Monday, October 19, 2009

Y: The Last Man, Full Series Review

Y The Last ManVertigo comics ran Y: The Last Man from 2002 to 2008. Consisting of 60 issues, these comics deal with a world devoid of all men except for one, Yorick Brown. Even more, every mammal on the planet with a Y chromosome dies except for Yorick and his pet monkey, Ampersand. This series attempts to looks at what life would potentially be like on Earth if a catastrophe killed off all men.

I read this series rather quickly, checking out all ten volumes from my local library. The first four volumes, Unmanned, Cycles, One Small Step, and Safeword were phenomenal. The artwork is simple and not overly impressive, but the story is amazing. From the opening scenes of issue #1 I was hooked. It’s unsettling to watch half of the world’s population suddenly die, and the survivors reactions were heartfelt and real.

Yorick Brown, an escape artist, is on the phone with his girlfriend, Beth, who is overseas on an anthropological trip in Australia, when the plague hits. Immediately the phone lines are disconnected and Yorick is left, alive and alone, in a world absent of men.

He and Ampersand set out on a journey (like so many stories do) to make their way to Australia and find Beth, but things go awry on the way. The Daughters of the Amazon are a fierce group of empowered women that wreak havoc on all, especially when they hear of a surviving man.

The plot of Y is epic in magnitude, spanning almost five years and five continents from issue #1 to issue #60. Surviving in a man-less world is full of challenges, and it’s amazing to see how people cope with the loss. The mystery of why Man was wiped off propels the plot, and why Yorick and Ampersand survived is a greatY the last man2 plot device. All in all, the overall plot was great, even if some of the minor story arcs weren’t fantastic.

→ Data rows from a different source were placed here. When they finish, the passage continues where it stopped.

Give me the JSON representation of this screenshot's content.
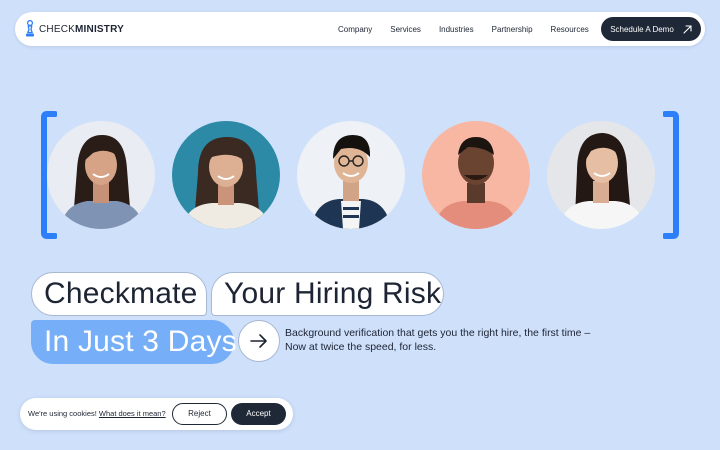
{
  "brand": {
    "name_light": "CHECK",
    "name_bold": "MINISTRY",
    "icon": "chess-pawn-icon",
    "color": "#2d7ff9"
  },
  "nav": {
    "links": [
      "Company",
      "Services",
      "Industries",
      "Partnership",
      "Resources"
    ],
    "cta_label": "Schedule A Demo",
    "cta_icon": "arrow-up-right-icon"
  },
  "hero": {
    "headline_line1_a": "Checkmate",
    "headline_line1_b": "Your Hiring Risk",
    "headline_line2": "In Just 3 Days",
    "arrow_icon": "arrow-right-icon",
    "tagline_line1": "Background verification that gets you the right hire, the first time –",
    "tagline_line2": "Now at twice the speed, for less."
  },
  "portraits": [
    {
      "name": "portrait-woman-long-hair",
      "bg": "#e9ecf3"
    },
    {
      "name": "portrait-woman-teal-background",
      "bg": "#2c8aa6"
    },
    {
      "name": "portrait-man-glasses",
      "bg": "#eef1f6"
    },
    {
      "name": "portrait-man-pink-background",
      "bg": "#f7b7a3"
    },
    {
      "name": "portrait-woman-white-shirt",
      "bg": "#e4e6ea"
    }
  ],
  "cookie": {
    "message": "We're using cookies!",
    "link_text": "What does it mean?",
    "reject_label": "Reject",
    "accept_label": "Accept"
  },
  "colors": {
    "background": "#cfe0fb",
    "dark": "#1e2836",
    "accent_blue": "#2d7ff9",
    "pill_blue": "#76aef7"
  }
}
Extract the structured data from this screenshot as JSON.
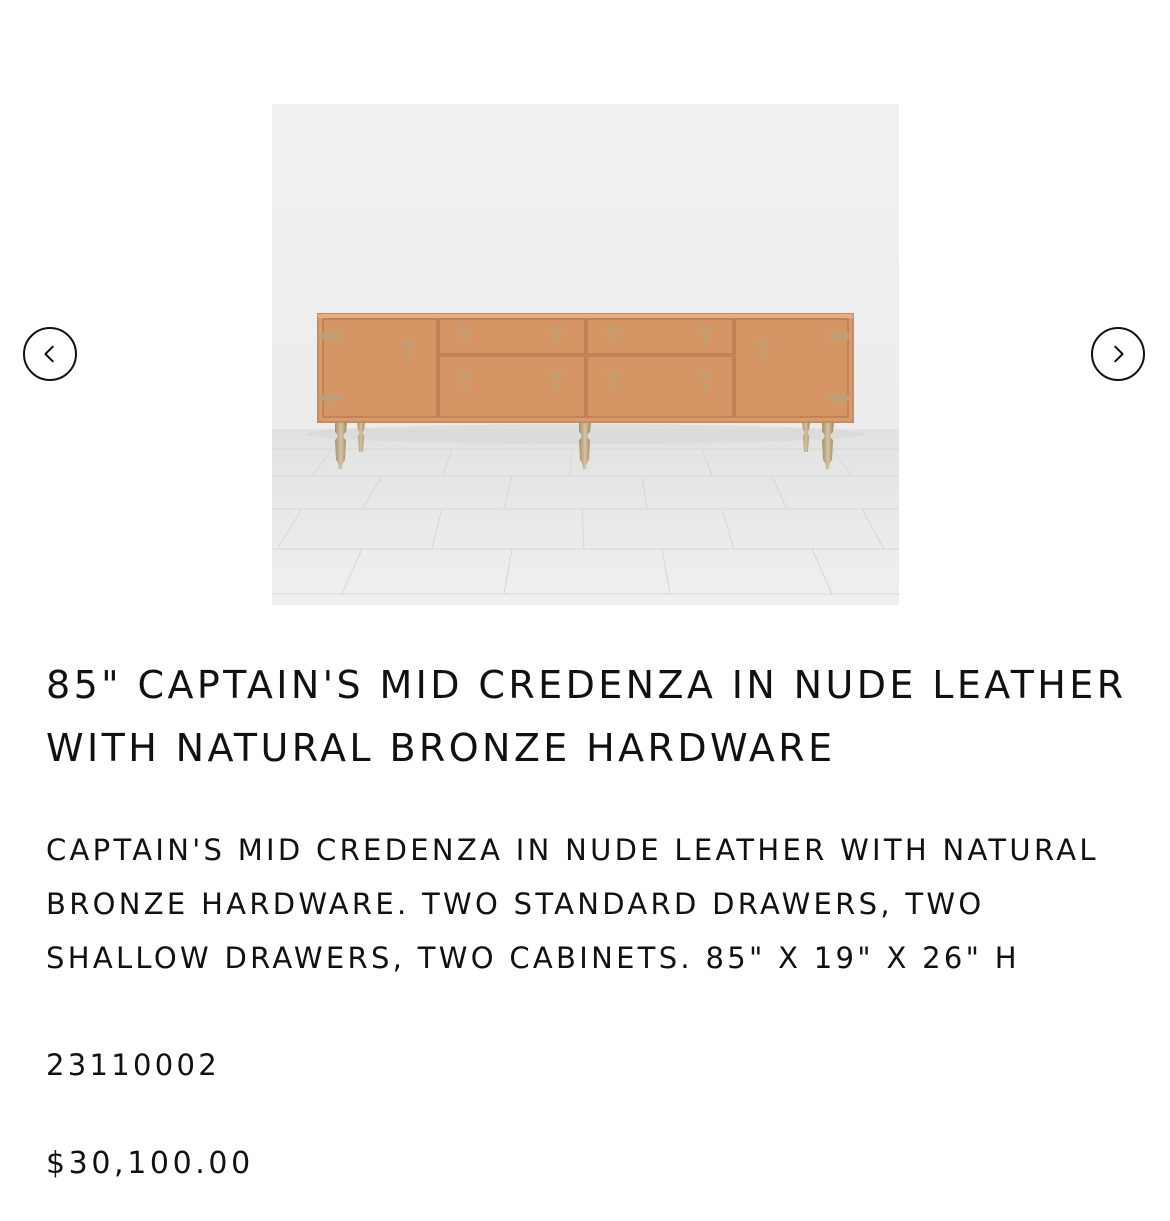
{
  "carousel": {
    "prev_icon": "chevron-left-icon",
    "next_icon": "chevron-right-icon",
    "image_alt": "Captain's Mid Credenza in Nude Leather"
  },
  "product": {
    "title": "85\" CAPTAIN'S MID CREDENZA IN NUDE LEATHER WITH NATURAL BRONZE HARDWARE",
    "description": "CAPTAIN'S MID CREDENZA IN NUDE LEATHER WITH NATURAL BRONZE HARDWARE. TWO STANDARD DRAWERS, TWO SHALLOW DRAWERS, TWO CABINETS. 85\" X 19\" X 26\" H",
    "sku": "23110002",
    "price": "$30,100.00"
  },
  "colors": {
    "leather": "#d99a6c",
    "bronze": "#b8a27a",
    "text": "#111111"
  }
}
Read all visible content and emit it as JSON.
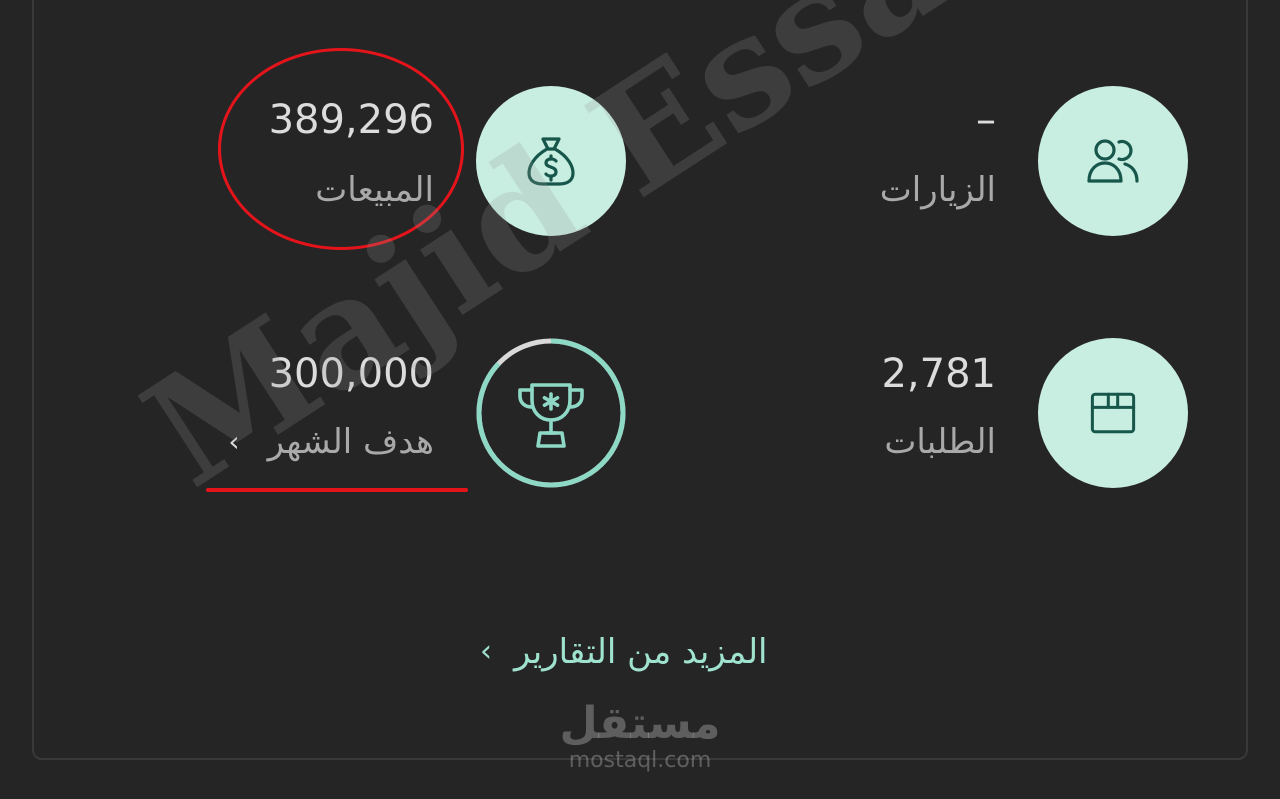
{
  "stats": {
    "visits": {
      "value": "–",
      "label": "الزيارات",
      "icon": "users-icon"
    },
    "sales": {
      "value": "389,296",
      "label": "المبيعات",
      "icon": "money-bag-icon"
    },
    "orders": {
      "value": "2,781",
      "label": "الطلبات",
      "icon": "box-icon"
    },
    "goal": {
      "value": "300,000",
      "label": "هدف الشهر",
      "icon": "trophy-icon",
      "chevron": "‹",
      "progress": 0.87
    }
  },
  "more_reports": {
    "label": "المزيد من التقارير",
    "chevron": "‹"
  },
  "watermark": {
    "text": "Majid Essa"
  },
  "brand": {
    "arabic": "مستقل",
    "url": "mostaql.com"
  },
  "colors": {
    "background": "#262526",
    "icon_circle": "#c8ede1",
    "icon_stroke": "#17564a",
    "accent": "#9fe3cf",
    "annotation": "#e5141b"
  }
}
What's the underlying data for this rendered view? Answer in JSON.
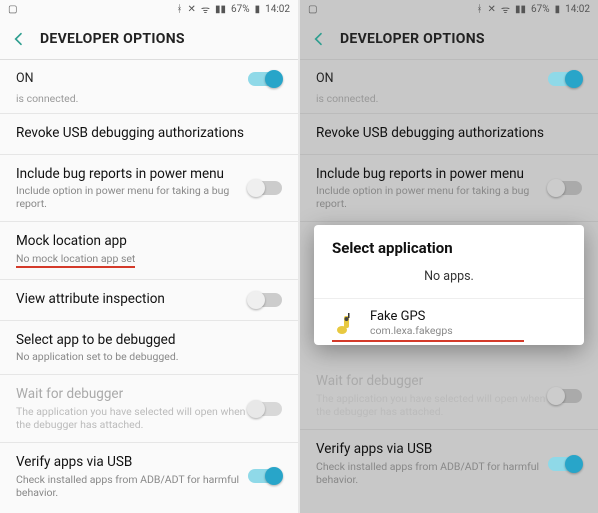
{
  "status": {
    "battery": "67%",
    "time": "14:02"
  },
  "header": {
    "title": "DEVELOPER OPTIONS"
  },
  "left": {
    "on_label": "ON",
    "connected_text": "is connected.",
    "revoke": "Revoke USB debugging authorizations",
    "bugreport_title": "Include bug reports in power menu",
    "bugreport_sub": "Include option in power menu for taking a bug report.",
    "mock_title": "Mock location app",
    "mock_sub": "No mock location app set",
    "view_attr": "View attribute inspection",
    "select_debug_title": "Select app to be debugged",
    "select_debug_sub": "No application set to be debugged.",
    "wait_title": "Wait for debugger",
    "wait_sub": "The application you have selected will open when the debugger has attached.",
    "verify_title": "Verify apps via USB",
    "verify_sub": "Check installed apps from ADB/ADT for harmful behavior."
  },
  "dialog": {
    "title": "Select application",
    "noapps": "No apps.",
    "app_name": "Fake GPS",
    "app_pkg": "com.lexa.fakegps"
  }
}
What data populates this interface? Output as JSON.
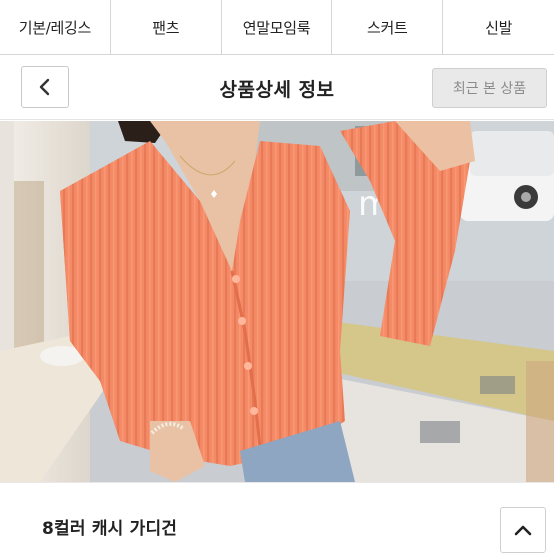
{
  "categories": [
    {
      "label": "기본/레깅스"
    },
    {
      "label": "팬츠"
    },
    {
      "label": "연말모임룩"
    },
    {
      "label": "스커트"
    },
    {
      "label": "신발"
    }
  ],
  "header": {
    "title": "상품상세 정보",
    "recent_label": "최근 본 상품",
    "back_icon": "chevron-left-icon"
  },
  "photo": {
    "storefront_text": "mea",
    "subject": "coral ribbed v-neck cardigan"
  },
  "product": {
    "name": "8컬러 캐시 가디건",
    "scroll_up_icon": "chevron-up-icon"
  },
  "colors": {
    "cardigan": "#f58a66",
    "recent_button_bg": "#e9e9e9",
    "border": "#d6d6d6"
  }
}
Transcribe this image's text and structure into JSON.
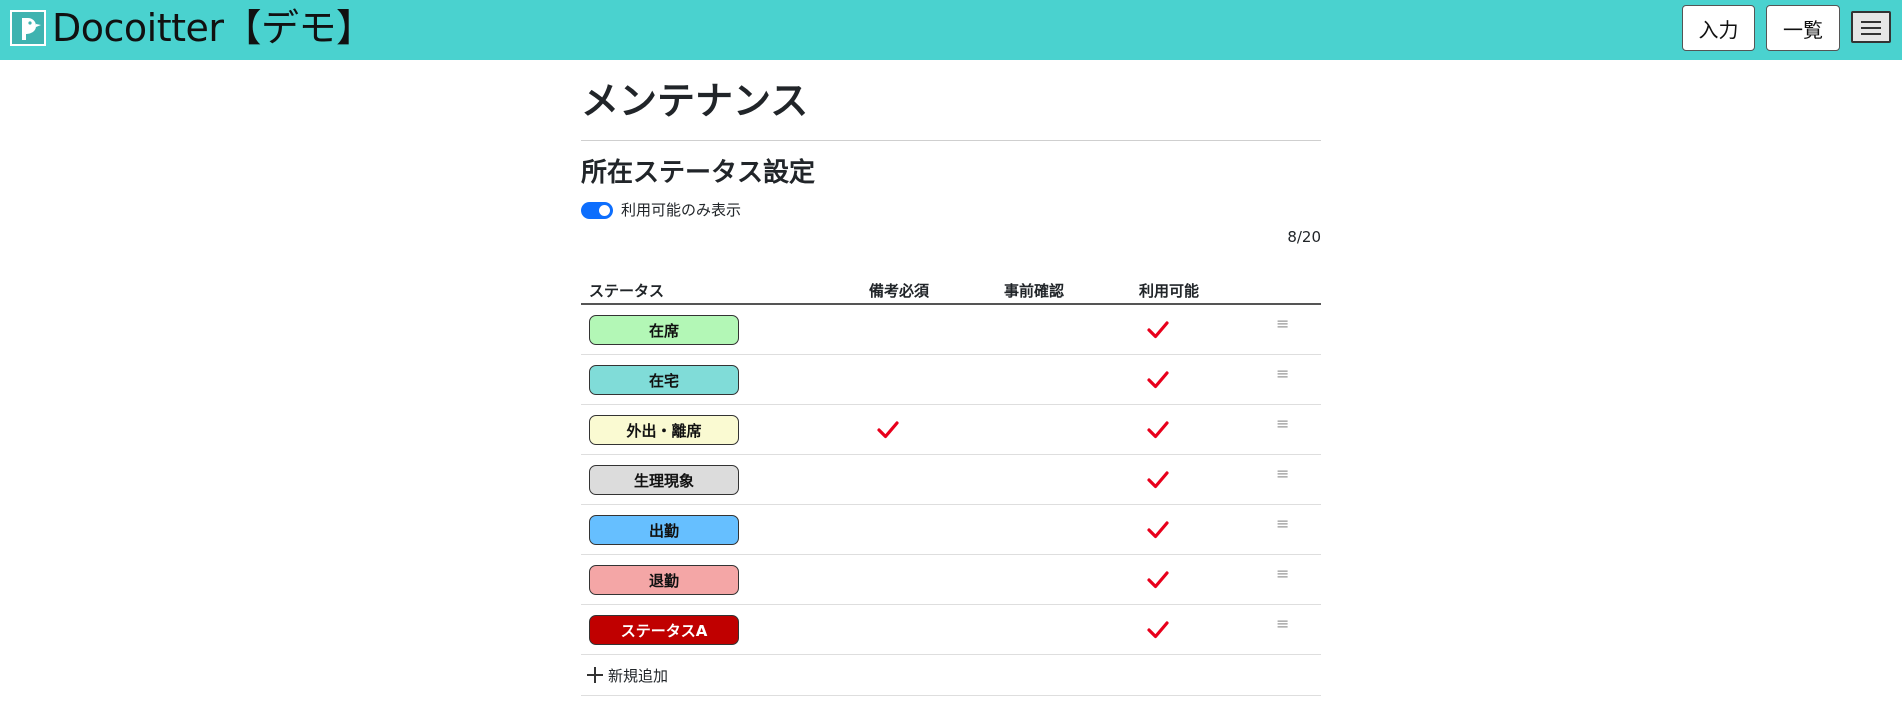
{
  "header": {
    "brand": "Docoitter【デモ】",
    "input_button": "入力",
    "list_button": "一覧"
  },
  "page": {
    "title": "メンテナンス",
    "section_title": "所在ステータス設定",
    "toggle_label": "利用可能のみ表示",
    "toggle_on": true,
    "count": "8/20"
  },
  "table": {
    "headers": [
      "ステータス",
      "備考必須",
      "事前確認",
      "利用可能"
    ],
    "rows": [
      {
        "label": "在席",
        "bg": "#b3f7b6",
        "fg": "#111111",
        "remarks_required": false,
        "pre_confirm": false,
        "available": true
      },
      {
        "label": "在宅",
        "bg": "#80dcd8",
        "fg": "#111111",
        "remarks_required": false,
        "pre_confirm": false,
        "available": true
      },
      {
        "label": "外出・離席",
        "bg": "#fafad2",
        "fg": "#111111",
        "remarks_required": true,
        "pre_confirm": false,
        "available": true
      },
      {
        "label": "生理現象",
        "bg": "#dcdcdc",
        "fg": "#111111",
        "remarks_required": false,
        "pre_confirm": false,
        "available": true
      },
      {
        "label": "出勤",
        "bg": "#66bfff",
        "fg": "#111111",
        "remarks_required": false,
        "pre_confirm": false,
        "available": true
      },
      {
        "label": "退勤",
        "bg": "#f4a6a6",
        "fg": "#111111",
        "remarks_required": false,
        "pre_confirm": false,
        "available": true
      },
      {
        "label": "ステータスA",
        "bg": "#c00000",
        "fg": "#ffffff",
        "remarks_required": false,
        "pre_confirm": false,
        "available": true
      }
    ],
    "add_label": "新規追加"
  },
  "colors": {
    "header_bg": "#4ad2cf",
    "check": "#e8001c",
    "toggle": "#0d6efd"
  },
  "icons": {
    "logo": "bird-logo-icon",
    "menu": "hamburger-menu-icon",
    "check": "checkmark-icon",
    "drag": "drag-handle-icon",
    "add": "plus-icon"
  }
}
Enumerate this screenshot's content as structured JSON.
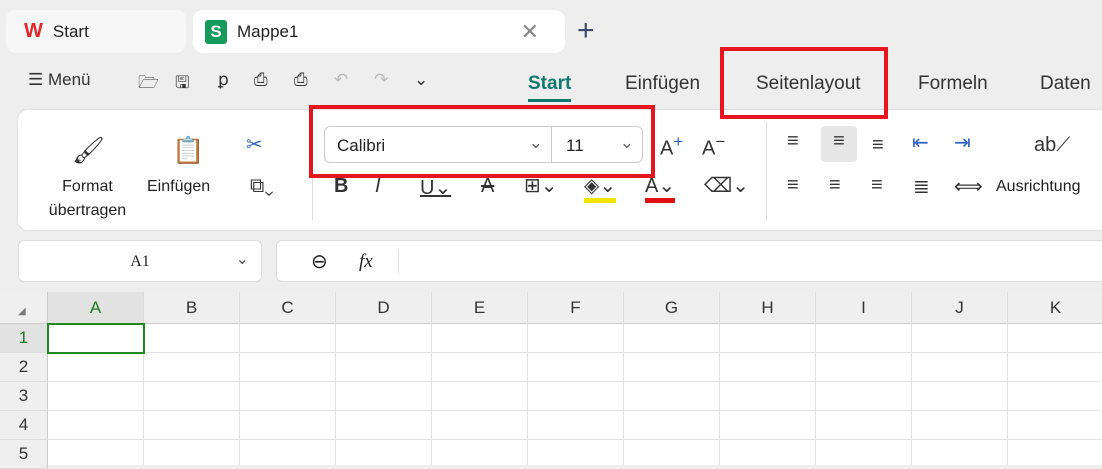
{
  "tabs": [
    {
      "label": "Start",
      "icon": "wps-logo-icon"
    },
    {
      "label": "Mappe1",
      "icon": "spreadsheet-icon"
    }
  ],
  "quick_toolbar": {
    "menu_label": "Menü"
  },
  "menu_tabs": [
    "Start",
    "Einfügen",
    "Seitenlayout",
    "Formeln",
    "Daten"
  ],
  "ribbon": {
    "format_painter": "Format übertragen",
    "paste": "Einfügen",
    "font_name": "Calibri",
    "font_size": "11",
    "alignment": "Ausrichtung"
  },
  "formula_bar": {
    "cell_ref": "A1",
    "fx": "fx",
    "value": ""
  },
  "columns": [
    "A",
    "B",
    "C",
    "D",
    "E",
    "F",
    "G",
    "H",
    "I",
    "J",
    "K"
  ],
  "rows": [
    "1",
    "2",
    "3",
    "4",
    "5"
  ],
  "colors": {
    "accent": "#0e7a6d",
    "annotation": "#e5161f"
  }
}
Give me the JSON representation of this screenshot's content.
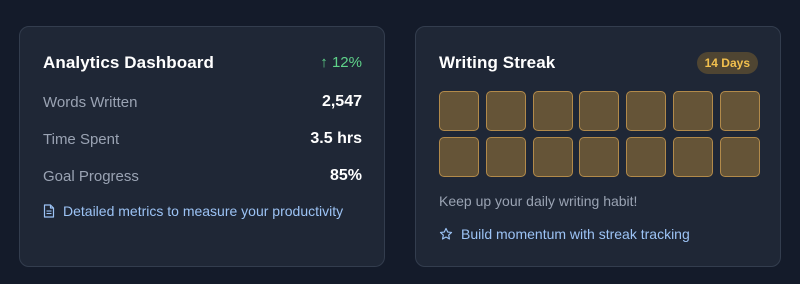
{
  "analytics": {
    "title": "Analytics Dashboard",
    "trend": "↑ 12%",
    "trend_color": "#5fd38a",
    "metrics": [
      {
        "label": "Words Written",
        "value": "2,547"
      },
      {
        "label": "Time Spent",
        "value": "3.5 hrs"
      },
      {
        "label": "Goal Progress",
        "value": "85%"
      }
    ],
    "footer_icon": "document-icon",
    "footer_text": "Detailed metrics to measure your productivity"
  },
  "streak": {
    "title": "Writing Streak",
    "badge": "14 Days",
    "day_count": 14,
    "day_fill_color": "#655437",
    "day_border_color": "#b28a4a",
    "note": "Keep up your daily writing habit!",
    "footer_icon": "star-icon",
    "footer_text": "Build momentum with streak tracking"
  }
}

The real beauty of Y: The Last Man is the characters involved. Yorick’s group of travelers—Ampersand, Dr. Allison Mann, and Agent 355 namely—are all looking for a way to restore Man back to the Earth. I found myself attached to these characters, and their love and care for each other was palpable on every page. The supporting characters are all interesting and worth investment, too. But Yorick Brown was the true character who captured my heart. His survivor’s guilt is understandable, his failures are more than his triumphs, and his change is character is great to observe.

The middle issues (Ring of Truth, Girl on Girl, Paper Dolls, Kimono Dragons) fail to offer the same amount of excitement and curiosity as the other volumes, but the bits of story they do add are insightful to the characters. The penultimate issue, Motherlands, kicks the story back up a notch, and things get interesting really fast. By the climax of the series in Volume 10, Whys and Wherefores, I was blown away. In fact, I’d go as far to say that the entire series was worth the read if only for the brilliant ending, especially the “Epilogue.”

When I closed the final pages of Y, I felt strongly for Yorick and the trials he had Y the last man lastendured. His life was chaotic, going from a 22 year old young man into a world thrown into all out craziness. The writing was solid (mostly) and the characters were well defined, but I expected this from the Vertigo team. I think I would consider adding Y: The Last Man to the list of “Comics/Graphic Novels You Really Should Read” posts (Part 1, Part 2, Part 3), but it’s not my favorite story arc.

In the end, Y: The Last Man was a great comic series that posed some excellent, thought-provoking questions and I can easily recommend it for both men and women. The series is serious, but there are several laugh out loud moments as well. While the comics are definitely for a mature audience (there’s plenty of language, sexuality, and violence), they were brilliant. So, if you’re looking for a graphic novel series to read (and you’ve already read the ones I recommended in the linked posts above), why not try Y: The Last Man? I enjoyed it, and it gets my recommendation.


David Wagner said...

Interesting... never been much for comics or graphic novels... sounds like it would be worth looking into. Guess that's another reason to get my butt to the library!

Thanks Logan...

Mattson Tomlin said...

one of my favorites. Spent the summer re-reading it.

logankstewart said...

@David: You, an artist, have never been into comics or graphic novels? How can that be? You, a skate boarder, don't like comics?! Wow. If you want to try some out, let me know and I'll give you a list of recommendations.

@Mattson: This was my first time reading it, but I did enjoy. I can see a successful film adaptation of this series as long as it was done right. Hope all's well for you.